Legal justification - Constructive notice:
The legal justification for this rule is that since the company's public documents in its file at the Companies Registry are available there for inspection by any interested member of the public he should have gone to the Registry, asked for the Company's file, inspect the contents and, having found the memorandum of association, read the objects clause in order to ascertain whether the proposed contract is consistent with the company's objects. He would then have realised that the contract was not within the company's objects. If he fails to do so and it happens that the concluded contract was neither expressly nor impliedly within the company's objects, he will be regarded as having been aware that the contract was ultra vires. He cannot therefore be allowed to enforce it. The "constructive notice' rule may be likened to the old adage, "you can take a donkey to the river but you cannot force it to drink", but with the addition that, on your way back home, you would be entitled to tell the donkey: "Since you have simply refused to drink for no apparent reason, I will take it that you have drunk for today. I will therefore not take you to the river again today but will do so tomorrow when the drinking time comes".
There appears to be no moral justification for allowing a person contracting with a company to rely on his own inaction as the basis for instituting legal proceedings against the company. It is rather tempting to say that the law, like God, protects only those who also protect themselves.

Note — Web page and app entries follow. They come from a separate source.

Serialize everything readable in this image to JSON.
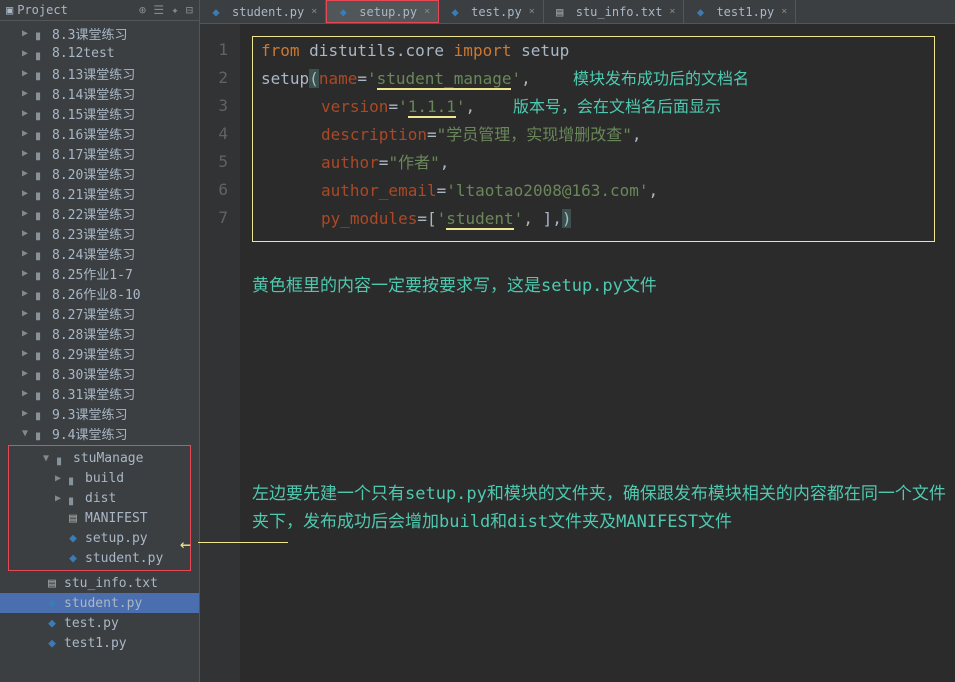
{
  "project": {
    "title": "Project",
    "tree": [
      {
        "label": "8.3课堂练习",
        "level": 1,
        "type": "folder",
        "open": false
      },
      {
        "label": "8.12test",
        "level": 1,
        "type": "folder",
        "open": false
      },
      {
        "label": "8.13课堂练习",
        "level": 1,
        "type": "folder",
        "open": false
      },
      {
        "label": "8.14课堂练习",
        "level": 1,
        "type": "folder",
        "open": false
      },
      {
        "label": "8.15课堂练习",
        "level": 1,
        "type": "folder",
        "open": false
      },
      {
        "label": "8.16课堂练习",
        "level": 1,
        "type": "folder",
        "open": false
      },
      {
        "label": "8.17课堂练习",
        "level": 1,
        "type": "folder",
        "open": false
      },
      {
        "label": "8.20课堂练习",
        "level": 1,
        "type": "folder",
        "open": false
      },
      {
        "label": "8.21课堂练习",
        "level": 1,
        "type": "folder",
        "open": false
      },
      {
        "label": "8.22课堂练习",
        "level": 1,
        "type": "folder",
        "open": false
      },
      {
        "label": "8.23课堂练习",
        "level": 1,
        "type": "folder",
        "open": false
      },
      {
        "label": "8.24课堂练习",
        "level": 1,
        "type": "folder",
        "open": false
      },
      {
        "label": "8.25作业1-7",
        "level": 1,
        "type": "folder",
        "open": false
      },
      {
        "label": "8.26作业8-10",
        "level": 1,
        "type": "folder",
        "open": false
      },
      {
        "label": "8.27课堂练习",
        "level": 1,
        "type": "folder",
        "open": false
      },
      {
        "label": "8.28课堂练习",
        "level": 1,
        "type": "folder",
        "open": false
      },
      {
        "label": "8.29课堂练习",
        "level": 1,
        "type": "folder",
        "open": false
      },
      {
        "label": "8.30课堂练习",
        "level": 1,
        "type": "folder",
        "open": false
      },
      {
        "label": "8.31课堂练习",
        "level": 1,
        "type": "folder",
        "open": false
      },
      {
        "label": "9.3课堂练习",
        "level": 1,
        "type": "folder",
        "open": false
      },
      {
        "label": "9.4课堂练习",
        "level": 1,
        "type": "folder",
        "open": true
      }
    ],
    "stuManage": {
      "label": "stuManage",
      "children": [
        {
          "label": "build",
          "type": "folder"
        },
        {
          "label": "dist",
          "type": "folder"
        },
        {
          "label": "MANIFEST",
          "type": "txt"
        },
        {
          "label": "setup.py",
          "type": "py"
        },
        {
          "label": "student.py",
          "type": "py"
        }
      ]
    },
    "rest": [
      {
        "label": "stu_info.txt",
        "type": "txt"
      },
      {
        "label": "student.py",
        "type": "py",
        "selected": true
      },
      {
        "label": "test.py",
        "type": "py"
      },
      {
        "label": "test1.py",
        "type": "py"
      }
    ]
  },
  "tabs": [
    {
      "label": "student.py",
      "type": "py"
    },
    {
      "label": "setup.py",
      "type": "py",
      "active": true,
      "highlighted": true
    },
    {
      "label": "test.py",
      "type": "py"
    },
    {
      "label": "stu_info.txt",
      "type": "txt"
    },
    {
      "label": "test1.py",
      "type": "py"
    }
  ],
  "code": {
    "line1": {
      "from": "from",
      "mod": "distutils.core",
      "import": "import",
      "name": "setup"
    },
    "line2": {
      "fn": "setup",
      "p": "name",
      "v": "student_manage"
    },
    "line3": {
      "p": "version",
      "v": "1.1.1"
    },
    "line4": {
      "p": "description",
      "v": "学员管理，实现增删改查"
    },
    "line5": {
      "p": "author",
      "v": "作者"
    },
    "line6": {
      "p": "author_email",
      "v": "ltaotao2008@163.com"
    },
    "line7": {
      "p": "py_modules",
      "v": "student"
    }
  },
  "annotations": {
    "a1": "模块发布成功后的文档名",
    "a2": "版本号，会在文档名后面显示",
    "a3": "黄色框里的内容一定要按要求写，这是setup.py文件",
    "a4": "左边要先建一个只有setup.py和模块的文件夹，确保跟发布模块相关的内容都在同一个文件夹下，发布成功后会增加build和dist文件夹及MANIFEST文件"
  }
}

The only plausible criticism that could be made against the constructive notice rule is its assumption that a potential contracting party who reads a company's objects will be able to make the correct legal conclusion regarding the vires of the proposed transaction, and its refusal to validate the transaction in cases where the party mistakenly believed the proposed contract to be intra vires the company.
The fact that a perusal of the company's objects clause does not guarantee its correct interpretation is amply demonstrated by a number of English cases in which judges of the High Court, having read a disputed clause, concluded that the transaction was intra vires but the decision was later on reversed by the Court of Appeal or the House of Lords. If such senior judges can differ over the vires of a particular transaction, why should an ordinary businessman, or his legal advisor, be expected to decide the matter correctly?
A close study of some of the relevant English cases pertaining to this issue, particularly the Ashbury case, seem to indicate that the decision of the higher court which finally disposed of the case was "correct" only in the sense that the higher court, being constitutionally mandated to make the final decision, also made the "correct" decision.
There seems to be no legal justification for retention of the constructive notice rule. The fact that a person intending to contract with a company read the company's objects does not guarantee that he will interpret it correctly. And there appears to be no moral justification for blaming a person for not making a decision that was beyond his technical competence to make.